Kyoto is one of the world’s cultural capitals. There are numerous cultural heritage sites, determined as such by Unesco. I had heard about Kyoto and formed picture of my mind, as one does. But Kyoto at first sight is just like any other Japanese city: suburbs with tower blocks, industry and grey inner city filled with traffic and people. In fact, a lot like other cities in the world. While at the same time undeniably Japanese.
How so? The street signs are all in Japanese of course. Secondly, almost everyone in the street looks Japanese. This may seem very obvious but I come from the Netherlands and I live in an area where white European ethnicity is a minority. In the Rotterdam underground the people around me are from all over the world, skin colours from extremely pale to dark black. In Japan we really stood out. Especially my blue eyes and light brown curly hair drew attention. The population of Japan is much more homogenous. Thirdly, temples and shrines are a natural part of the package: small shrines would be embedded in shopping arcades or on street corners in residential areas. Fourth, the architecture of freestanding houses often includes tiled roofs with ornamentations that are unmistakeably Japanese. Finally, there are no trash cans in Japan. Nowhere in the streets. There are vending machines for soft drinks (ice coffee!) every fifty yards but public places to get rid of the cans and bottles are extremely scarce. Yet the streets are clean and tidy. Either everyone throws it away at home (which I suspect) or Japanese eat PET bottles with their sake.

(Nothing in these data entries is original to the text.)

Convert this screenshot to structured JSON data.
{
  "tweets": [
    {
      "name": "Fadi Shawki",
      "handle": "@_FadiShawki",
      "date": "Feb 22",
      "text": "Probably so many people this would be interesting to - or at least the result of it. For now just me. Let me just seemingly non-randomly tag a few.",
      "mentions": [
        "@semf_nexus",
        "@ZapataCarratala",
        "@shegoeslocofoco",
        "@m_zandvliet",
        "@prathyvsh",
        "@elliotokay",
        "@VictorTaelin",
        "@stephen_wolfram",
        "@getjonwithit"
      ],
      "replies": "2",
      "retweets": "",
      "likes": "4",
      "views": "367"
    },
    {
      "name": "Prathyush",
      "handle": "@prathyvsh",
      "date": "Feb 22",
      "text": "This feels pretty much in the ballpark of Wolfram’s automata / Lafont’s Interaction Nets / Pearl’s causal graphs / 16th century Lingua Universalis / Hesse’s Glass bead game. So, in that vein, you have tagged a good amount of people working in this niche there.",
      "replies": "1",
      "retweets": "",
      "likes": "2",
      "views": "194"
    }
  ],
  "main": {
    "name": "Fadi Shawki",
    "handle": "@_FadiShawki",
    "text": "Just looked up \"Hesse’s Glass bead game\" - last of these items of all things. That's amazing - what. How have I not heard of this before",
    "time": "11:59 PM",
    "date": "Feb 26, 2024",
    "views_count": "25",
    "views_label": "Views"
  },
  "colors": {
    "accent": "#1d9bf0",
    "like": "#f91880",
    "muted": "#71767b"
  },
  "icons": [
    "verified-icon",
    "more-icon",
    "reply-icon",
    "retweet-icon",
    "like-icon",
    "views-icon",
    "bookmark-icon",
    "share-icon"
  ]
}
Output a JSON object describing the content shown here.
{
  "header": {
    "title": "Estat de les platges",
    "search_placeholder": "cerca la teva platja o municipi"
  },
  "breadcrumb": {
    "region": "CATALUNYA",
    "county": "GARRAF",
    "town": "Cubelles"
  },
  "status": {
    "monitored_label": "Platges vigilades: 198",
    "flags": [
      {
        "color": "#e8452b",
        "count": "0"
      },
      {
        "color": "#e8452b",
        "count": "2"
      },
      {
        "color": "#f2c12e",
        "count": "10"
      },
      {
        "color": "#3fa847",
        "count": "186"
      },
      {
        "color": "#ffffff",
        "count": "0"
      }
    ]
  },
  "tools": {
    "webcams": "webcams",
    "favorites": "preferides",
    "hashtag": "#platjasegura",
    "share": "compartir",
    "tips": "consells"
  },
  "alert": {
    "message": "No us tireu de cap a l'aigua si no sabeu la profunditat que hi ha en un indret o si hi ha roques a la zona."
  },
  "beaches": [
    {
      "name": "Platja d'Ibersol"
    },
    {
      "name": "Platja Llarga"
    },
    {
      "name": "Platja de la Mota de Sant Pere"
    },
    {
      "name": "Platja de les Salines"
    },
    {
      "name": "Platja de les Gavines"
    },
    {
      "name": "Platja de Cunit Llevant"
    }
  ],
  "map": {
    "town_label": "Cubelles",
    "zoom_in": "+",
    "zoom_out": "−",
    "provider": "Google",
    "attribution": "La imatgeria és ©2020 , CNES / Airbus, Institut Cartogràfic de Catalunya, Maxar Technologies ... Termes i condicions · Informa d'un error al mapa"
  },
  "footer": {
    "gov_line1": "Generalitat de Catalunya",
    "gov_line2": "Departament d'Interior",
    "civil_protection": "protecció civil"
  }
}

But: Kyoto! There are more interesting things to tell about Kyoto besides the absence of trash facilities. (For example stores advertising with “Enjoy your life! Enjoy your socks style!” but even that is beside the point.)
Did you ever read Memoires of a Geisha? (I only read the book, didn’t see the film.) It is set in Gion, the old entertainment district of Kyoto. The narrow streets, the tea houses, the riverside? Now I’ve seen them. They were different then I had imagined of course, and I didn’t really see the inside of a tea/sake house. They are pretty closed, introverted institutions, probably focusing more on exclusivity for specific (regular) customers than on attracting a more general audience. But still: the tiny streets lined with wooden houses and shop fronts, kimono shops (and accessories), specialty shops for fans and wooden slippers, the works – all there.
In Holland traditional wear is a tourist affair. No so in Japan! Especially in Kyoto there are many women in the street dressed in kimono. Colourful, beautiful patterned, with folded obi or a big bow on their back, on slippers or heels. Like everyday wear, no dress-ups. And women of all ages, and not just in Gion but all over the city. We were delighted.
At the end of one street we encountered a large temple complex. Temples (Buddhist) and shrines (Shinto) are pretty easy to find in Kyoto because they are everywhere. This was a Zen Buddhist temple, the oldest in Kyoto, and by the looks of it a pretty wealthy one. It was open for visitors. So we bought a ticket, left our shoes at the door, walked into the temple complex, and left the real world.
I like deserts and seas because they possess a kind of emptiness that is soothing. This was a cultural, cultivated emptiness. Rooms consisting of little more than measured tatami mats, dark wooden beams and paper or light wooden screens, with one painting on a screen or on the paper wall. Gardens of a few rocks and white pebbles raked into patters. And other gardens with the moss carefully maintained with tweezers (I saw!) to make them ultimate reflections of the nature of the universe. Could be the universality of nature, one of those. I felt I was floating around the temple. In the end we came to the great hall where the ceiling was covered with an enormous painting of two dragons, to watch over the Buddhist teachings. They circled in my head for a long time afterwards.